Bulgaria Table of Contents
The Bulgarian Orthodox Church, which played a crucial role in preserving Bulgarian culture during the Ottoman occupation, remained central to the sense of Bulgarian nationhood even under the postwar communist regimes. In spite of the official status of Orthodoxy, Bulgaria also had a tradition of tolerance toward other Christian religions. Tolerance of Islam, however, remained problematic under all forms of government because of that religion's historical identification with the occupation and subjugation of Bulgaria.
Rila Monastery, for many centuries a cultural and
Courtesy Sam and Sarah Stulberg
In 1991 most Bulgarians were at least nominally members of the Bulgarian Orthodox Church, an independent national church like the Russian Orthodox Church and the other national branches of Eastern Orthodoxy. Because of its national character and its status as the national church in every independent Bulgarian state until the advent of communism, the church was considered an inseparable element of Bulgarian national consciousness (see Bulgarians , this ch.). Baptism, before 1944 an indispensable rite establishing individual identity, retained this vital role for many even after the communists took power. The power of this tradition caused the communist state to introduce a naming ritual called "civil baptism" (grazhdansko krushtvane).
Although communist regimes could not eliminate all influence, they did undermine church authority significantly. First, the communists ruled that the church only had authority on church matters and could not take part in political life. Second, although the constitution made the church separate from the state, the clergy's salaries and the fees needed to maintain the churches were paid by the state. This meant that the clergy had to prove its loyalty to the state. From 1949 until 1989, religion in Bulgaria was mainly controlled by the Law on Religious Organizations, which enumerated the limitations on the constitution's basic separation of church and state.
The number of Orthodox priests declined from 3,312 in 1947 to 1,700 in 1985. Priests associated with the prewar regime were accused of engaging in illegal or antisocialist activities, supporting the opposition, and propagandizing against the state. Upon taking control of all church property, the state had the choice of maintaining churches or closing them down. Thus, for example, Rila Monastery, the largest monastery in Bulgaria, became a national museum in 1961.
In 1987 the Orthodox Church had 3,720 churches and chapels, 120 monasteries, 981 regular and 738 retired priests, 135 monks, and 170 nuns. The church was administered by a Holy Synod. Under communist rule, the synod had the authority to publish limited quantities of religious material such as magazines, newspapers, and church calendars. A new translation of the Bible was published in 1982, but in such small quantities that the size of the printing could not be determined. By 1988 the 1982 edition was being resold at ten times the original price.

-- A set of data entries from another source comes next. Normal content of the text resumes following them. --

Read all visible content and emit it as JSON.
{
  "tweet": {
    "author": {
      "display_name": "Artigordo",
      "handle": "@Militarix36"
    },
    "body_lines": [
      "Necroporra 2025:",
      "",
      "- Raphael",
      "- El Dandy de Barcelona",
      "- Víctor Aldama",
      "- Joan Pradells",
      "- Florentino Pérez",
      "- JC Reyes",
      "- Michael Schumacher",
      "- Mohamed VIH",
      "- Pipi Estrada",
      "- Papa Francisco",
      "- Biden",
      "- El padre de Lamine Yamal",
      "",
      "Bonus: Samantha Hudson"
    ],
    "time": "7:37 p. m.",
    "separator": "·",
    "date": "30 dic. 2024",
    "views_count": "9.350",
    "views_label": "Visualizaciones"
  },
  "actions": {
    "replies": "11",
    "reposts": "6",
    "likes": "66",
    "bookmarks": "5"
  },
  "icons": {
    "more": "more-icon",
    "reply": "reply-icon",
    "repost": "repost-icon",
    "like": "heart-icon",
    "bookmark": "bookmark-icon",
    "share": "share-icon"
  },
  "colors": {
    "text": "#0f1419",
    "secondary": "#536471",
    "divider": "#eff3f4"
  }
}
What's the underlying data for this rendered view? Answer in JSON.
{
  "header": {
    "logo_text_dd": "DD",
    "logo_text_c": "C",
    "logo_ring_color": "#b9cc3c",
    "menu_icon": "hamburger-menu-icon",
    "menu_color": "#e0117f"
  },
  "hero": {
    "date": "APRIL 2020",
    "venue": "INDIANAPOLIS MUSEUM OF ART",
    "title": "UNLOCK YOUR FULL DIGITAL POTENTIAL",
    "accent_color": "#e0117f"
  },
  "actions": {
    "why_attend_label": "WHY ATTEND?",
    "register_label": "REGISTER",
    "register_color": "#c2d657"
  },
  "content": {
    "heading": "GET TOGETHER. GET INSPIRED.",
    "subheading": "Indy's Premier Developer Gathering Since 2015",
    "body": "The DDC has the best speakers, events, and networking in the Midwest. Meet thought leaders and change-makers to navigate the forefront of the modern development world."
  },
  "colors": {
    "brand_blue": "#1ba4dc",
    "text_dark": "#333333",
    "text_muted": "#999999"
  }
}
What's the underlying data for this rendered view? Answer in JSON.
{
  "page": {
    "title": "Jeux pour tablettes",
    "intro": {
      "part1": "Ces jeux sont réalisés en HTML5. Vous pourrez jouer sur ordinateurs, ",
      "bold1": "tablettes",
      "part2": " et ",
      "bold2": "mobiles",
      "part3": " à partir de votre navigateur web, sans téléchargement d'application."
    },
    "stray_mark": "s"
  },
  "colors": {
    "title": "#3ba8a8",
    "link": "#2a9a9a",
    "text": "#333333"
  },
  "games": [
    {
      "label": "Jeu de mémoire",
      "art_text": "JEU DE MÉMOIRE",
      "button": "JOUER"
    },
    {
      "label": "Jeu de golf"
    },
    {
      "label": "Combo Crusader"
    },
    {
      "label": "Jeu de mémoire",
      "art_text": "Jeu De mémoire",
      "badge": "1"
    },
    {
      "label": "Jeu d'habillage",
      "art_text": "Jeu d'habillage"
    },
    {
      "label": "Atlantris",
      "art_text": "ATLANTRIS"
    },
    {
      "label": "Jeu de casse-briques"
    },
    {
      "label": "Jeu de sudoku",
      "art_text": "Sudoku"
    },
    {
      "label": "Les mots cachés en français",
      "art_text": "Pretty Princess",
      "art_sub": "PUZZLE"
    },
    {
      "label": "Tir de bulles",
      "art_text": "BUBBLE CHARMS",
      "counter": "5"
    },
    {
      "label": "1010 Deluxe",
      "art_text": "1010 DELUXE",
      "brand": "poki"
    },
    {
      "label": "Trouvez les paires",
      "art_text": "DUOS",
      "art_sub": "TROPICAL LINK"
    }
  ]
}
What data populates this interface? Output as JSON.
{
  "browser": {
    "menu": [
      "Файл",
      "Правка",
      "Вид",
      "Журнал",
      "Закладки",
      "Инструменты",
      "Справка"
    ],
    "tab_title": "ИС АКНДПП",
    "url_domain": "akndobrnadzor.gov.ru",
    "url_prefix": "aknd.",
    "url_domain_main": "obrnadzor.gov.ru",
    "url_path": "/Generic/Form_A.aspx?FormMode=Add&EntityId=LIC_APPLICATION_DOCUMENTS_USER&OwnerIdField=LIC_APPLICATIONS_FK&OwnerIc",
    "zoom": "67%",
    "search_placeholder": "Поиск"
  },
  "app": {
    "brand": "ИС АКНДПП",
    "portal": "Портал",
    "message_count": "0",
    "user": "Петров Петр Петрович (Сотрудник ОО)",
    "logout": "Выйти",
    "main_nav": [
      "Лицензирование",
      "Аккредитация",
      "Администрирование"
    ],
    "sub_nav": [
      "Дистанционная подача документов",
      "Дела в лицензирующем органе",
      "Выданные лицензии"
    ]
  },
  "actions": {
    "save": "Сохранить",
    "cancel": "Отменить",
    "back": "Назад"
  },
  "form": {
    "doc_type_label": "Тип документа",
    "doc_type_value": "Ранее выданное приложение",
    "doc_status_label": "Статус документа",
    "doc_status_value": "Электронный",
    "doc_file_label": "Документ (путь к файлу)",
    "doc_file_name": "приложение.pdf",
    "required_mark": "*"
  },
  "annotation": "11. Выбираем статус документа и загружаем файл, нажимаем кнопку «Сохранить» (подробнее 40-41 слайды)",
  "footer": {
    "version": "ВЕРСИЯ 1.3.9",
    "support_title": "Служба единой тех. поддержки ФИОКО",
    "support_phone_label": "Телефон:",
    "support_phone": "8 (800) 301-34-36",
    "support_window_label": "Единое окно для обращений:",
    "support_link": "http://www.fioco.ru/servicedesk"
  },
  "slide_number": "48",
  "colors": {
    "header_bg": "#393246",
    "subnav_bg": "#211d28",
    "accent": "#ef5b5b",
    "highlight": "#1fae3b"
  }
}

After the fall of Zhivkov, the Orthodox Church and other churches in Bulgaria experienced a revival. Church rituals such as baptisms and church weddings attracted renewed interest, and traditional church holidays were observed more widely. Christmas 1990, the first Christmas under the new regime, was widely celebrated and greatly promoted in the mass media. By contrast, Christmas had received little public attention during the postwar years. The government returned some church property, including the Rila Monastery, and religious education and Bible study increased in the early post-Zhivkov years. The Orthodox seminary in Sofia returned to its original home in 1990 and attracted over 100 male and female students in its first year of operation. The Konstantin Preslavski Higher Pedagogical Institute added a new theology department to train theology, art, and music teachers as well as priests. The Holy Synod planned to publish 300,000 Orthodox Bibles in 1992.
Data as of June 1992
Bulgaria Table of Contents